Thursday, May 16, 2013

Changes Come in Floods

If you're my friend on Facebook or see me more than once a month, you know that I was recently laid off from a job I worked for near 10 years. The official reason was that the company that bought my former employer found my job to be redundant and obsolete, and apparently they couldn't place me elsewhere in the company (they told a friend who was also laid off the same day that she could apply to current open positions. Apply, as in start over. Yeah.). Anyway, I'm now finding myself unintentionally unemployed for the first time in my life. It's an experience I never wanted, and hope to never have again. But for now, living must continue.

And that's kind of a thing all its own, because there is now zero income to pay for my mortgage, or my electric bill, or my cable, or my groceries. Despite my best efforts, I spent (still spend, really) a good part of my now unoccupied days drowning in my own despair. Given my history, I recognize that I'm in danger of finding myself in a deeper depression than I've ever known. I'm fighting it. I really am. Really. It's hard. It's a daily thing. I'm working on it. Ups and downs. The day after I got the news was pretty bad. It's been a while since I've been that bad. The truth is I am not ok. For all my going through my days like nothing is wrong, most if it is a lie. My stress level is through the roof. I am not ok.

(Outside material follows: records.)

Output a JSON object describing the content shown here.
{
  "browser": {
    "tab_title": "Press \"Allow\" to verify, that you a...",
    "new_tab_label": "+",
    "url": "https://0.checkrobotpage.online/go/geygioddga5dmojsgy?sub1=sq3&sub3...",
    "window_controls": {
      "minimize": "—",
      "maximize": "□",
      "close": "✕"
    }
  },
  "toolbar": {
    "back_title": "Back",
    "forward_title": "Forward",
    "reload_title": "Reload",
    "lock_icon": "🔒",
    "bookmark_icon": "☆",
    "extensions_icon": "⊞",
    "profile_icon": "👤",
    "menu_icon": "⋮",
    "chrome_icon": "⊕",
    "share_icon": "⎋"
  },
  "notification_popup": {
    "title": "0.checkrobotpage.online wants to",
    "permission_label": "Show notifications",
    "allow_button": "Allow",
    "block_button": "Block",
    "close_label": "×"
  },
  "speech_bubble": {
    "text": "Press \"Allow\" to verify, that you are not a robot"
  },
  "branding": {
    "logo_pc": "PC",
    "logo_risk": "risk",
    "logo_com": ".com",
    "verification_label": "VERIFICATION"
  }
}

But I've been dealing with the chemical imbalances in my brain on my own for decades. I know a thing or two about stress and depression. I understand that this is stress that I've never had before, but I will deal with it on my own as I always have. At this point, that's all I can do.That's all I have to work with.

There are a few things in my list of activities that release feel-good chemicals in my brain no matter how I'm feeling when I started. Finding the will to do those things is its own challenge, but once I do them, I always always always feel better. Even if it's just for a moment. Those moments keep me going right now as it is.

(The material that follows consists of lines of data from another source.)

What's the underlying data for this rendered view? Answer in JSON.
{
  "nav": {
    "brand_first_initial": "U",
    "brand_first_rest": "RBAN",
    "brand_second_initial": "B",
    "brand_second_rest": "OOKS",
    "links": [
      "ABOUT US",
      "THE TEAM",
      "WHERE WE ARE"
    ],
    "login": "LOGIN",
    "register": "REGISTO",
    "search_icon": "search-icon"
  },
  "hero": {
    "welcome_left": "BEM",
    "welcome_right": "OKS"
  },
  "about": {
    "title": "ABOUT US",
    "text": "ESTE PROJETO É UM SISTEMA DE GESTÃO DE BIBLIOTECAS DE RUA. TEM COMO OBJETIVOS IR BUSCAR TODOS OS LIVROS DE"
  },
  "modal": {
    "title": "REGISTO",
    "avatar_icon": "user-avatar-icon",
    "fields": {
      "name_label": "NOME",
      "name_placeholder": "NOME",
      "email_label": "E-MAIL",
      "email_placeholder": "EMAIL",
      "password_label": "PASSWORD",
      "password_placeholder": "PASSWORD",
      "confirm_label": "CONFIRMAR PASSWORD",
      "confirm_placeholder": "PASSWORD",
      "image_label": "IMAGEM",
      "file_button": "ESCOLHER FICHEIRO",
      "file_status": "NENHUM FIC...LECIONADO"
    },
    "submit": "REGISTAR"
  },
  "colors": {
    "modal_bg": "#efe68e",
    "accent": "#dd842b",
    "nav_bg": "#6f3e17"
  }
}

I'm not kidding, reading really does help, but it's not just any kind of reading. It is something very specific. What helps me feel good is getting settled and set into bed, with my cats in their preferred sleeping positions around me and I read aloud to them. But not just any story, it doesn't work with a Terry Goodkind or George R R Martin novel (I might argue that those two write things that are stressful in general anyway), or even a Shakespearean comedy. It has to be a fairy tale, a silly children's poem, some story that I remember and love from my childhood, or something with the same flavor as those stories that I remember and love from my childhood. My default go-to is Yertle the Turtle by Dr. Seuss. Shel Silverstein's The Giving Tree is a close second (anything by these two usually work).

This book belonged to my brother and somehow found its way to my bookshelf.  It has since been returned to him.

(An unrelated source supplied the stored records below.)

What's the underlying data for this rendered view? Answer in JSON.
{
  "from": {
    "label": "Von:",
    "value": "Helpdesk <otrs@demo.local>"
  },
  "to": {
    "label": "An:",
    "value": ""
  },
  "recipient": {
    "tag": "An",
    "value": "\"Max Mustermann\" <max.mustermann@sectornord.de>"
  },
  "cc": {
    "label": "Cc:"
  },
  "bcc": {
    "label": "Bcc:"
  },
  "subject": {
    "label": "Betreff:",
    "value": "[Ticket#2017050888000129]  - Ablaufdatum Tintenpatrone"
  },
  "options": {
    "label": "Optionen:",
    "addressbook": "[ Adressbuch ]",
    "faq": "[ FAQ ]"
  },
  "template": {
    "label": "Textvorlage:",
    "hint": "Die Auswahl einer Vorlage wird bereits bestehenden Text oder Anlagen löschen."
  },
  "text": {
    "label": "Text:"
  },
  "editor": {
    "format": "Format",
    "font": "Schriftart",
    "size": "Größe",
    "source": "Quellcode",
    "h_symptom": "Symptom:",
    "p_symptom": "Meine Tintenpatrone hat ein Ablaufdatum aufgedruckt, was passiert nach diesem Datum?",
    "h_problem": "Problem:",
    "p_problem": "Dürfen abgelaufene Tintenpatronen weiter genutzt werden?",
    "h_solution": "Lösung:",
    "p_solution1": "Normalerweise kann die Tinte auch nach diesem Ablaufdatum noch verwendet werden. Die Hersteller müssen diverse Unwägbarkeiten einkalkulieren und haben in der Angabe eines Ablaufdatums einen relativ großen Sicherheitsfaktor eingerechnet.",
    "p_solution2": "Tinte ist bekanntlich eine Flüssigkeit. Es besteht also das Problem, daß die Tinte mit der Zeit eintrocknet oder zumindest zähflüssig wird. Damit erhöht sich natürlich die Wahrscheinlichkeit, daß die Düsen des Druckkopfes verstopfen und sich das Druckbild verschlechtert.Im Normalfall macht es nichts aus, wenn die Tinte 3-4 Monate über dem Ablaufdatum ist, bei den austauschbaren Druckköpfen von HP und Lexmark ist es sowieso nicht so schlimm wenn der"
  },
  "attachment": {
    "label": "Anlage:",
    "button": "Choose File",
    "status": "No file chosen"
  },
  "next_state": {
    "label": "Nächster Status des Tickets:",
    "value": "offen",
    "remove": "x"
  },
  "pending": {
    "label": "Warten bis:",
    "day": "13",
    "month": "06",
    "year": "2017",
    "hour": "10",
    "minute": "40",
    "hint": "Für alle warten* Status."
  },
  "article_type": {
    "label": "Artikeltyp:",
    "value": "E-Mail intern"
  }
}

This one is tricky, because the inspiration to create something is usually not there at all when I'm very depressed. If I have one moment of muse, I have to take it right then and there, or it will go away altogether. Painting, sculpting, writing, or, at the very top of my list, crocheting usually do the trick. If I can bring myself to get started. That's the hard part.

Make something fun, like a crocheted Ewok.

Oh, cooking. Cooking is an adventure all its own when I do it, and I have to be prepared for the consequences. By those, I mean the kitchen in need of cleaning when I'm done. The joy from the creation of food usually is enough to ignore the kitchen for a couple days. But, like being creative as I mentioned above, I have to find just the right motivation to do something new or wonderful or delightful or creative.  But usually once I get going, I find myself in the zone. Baking delivers the best happy-brain result, but I have to be mindful of the guilt afterwards - guilt if I can't find anyone else to eat it!

The cake is not a lie!


I recently discovered this one. It's silly, because it's been in front of me forever. It's kind of like reading, though. Not just any game will do. Something old, something that I really enjoyed as a child delivers the best feeling during and after. I spent the last two days fighting off a migraine and, when it wasn't consuming me, I was playing one of my top three most beloved games ever. It amazed me how wonderful it made me feel. I was even contemplating how calm I was during a boss fight I was losing. For some reason, just dusting this sucker off brought a nice happy buzz and none of the stress that losing boss fights usually bring.

Go 16-bit for the best result!
None of these tricks really solve my problem, of course. But they help me through my days that are getting more and more stressful, especially as my next mortgage payment looms.

I said "changes come in floods" and they do. My boyfriend, who recognized that my house and my job are the only two things keeping me in that state, asked me to move in with him. He's searching for a house of his own and with my job gone, and my 3-year First Time Homebuyer Tax Credit requirement almost up, the time is just right. It is, and I can't even find the right words to describe all that it means to me. But now there's the added stress of moving this summer, getting my house ready to sell, how long I might have to still pay for it while I'm trying to sell it, where will we live from here. More stress. It's good stress, change is good, and hoped for beyond imagining, but stress nonetheless. Additional stress from my parents who have opinions about things and me living with my boyfriend (and selling my house to do it) doesn't fit in those opinions. Floods of changes. Of possibilities. Of stress. Of dreams. There is adventure in here and it is exciting and wonderful and unexpected and amazing all at the same time. I know I said earlier that I'm not ok. I'm not, so much is still uncertain. But I know I will be. I will be.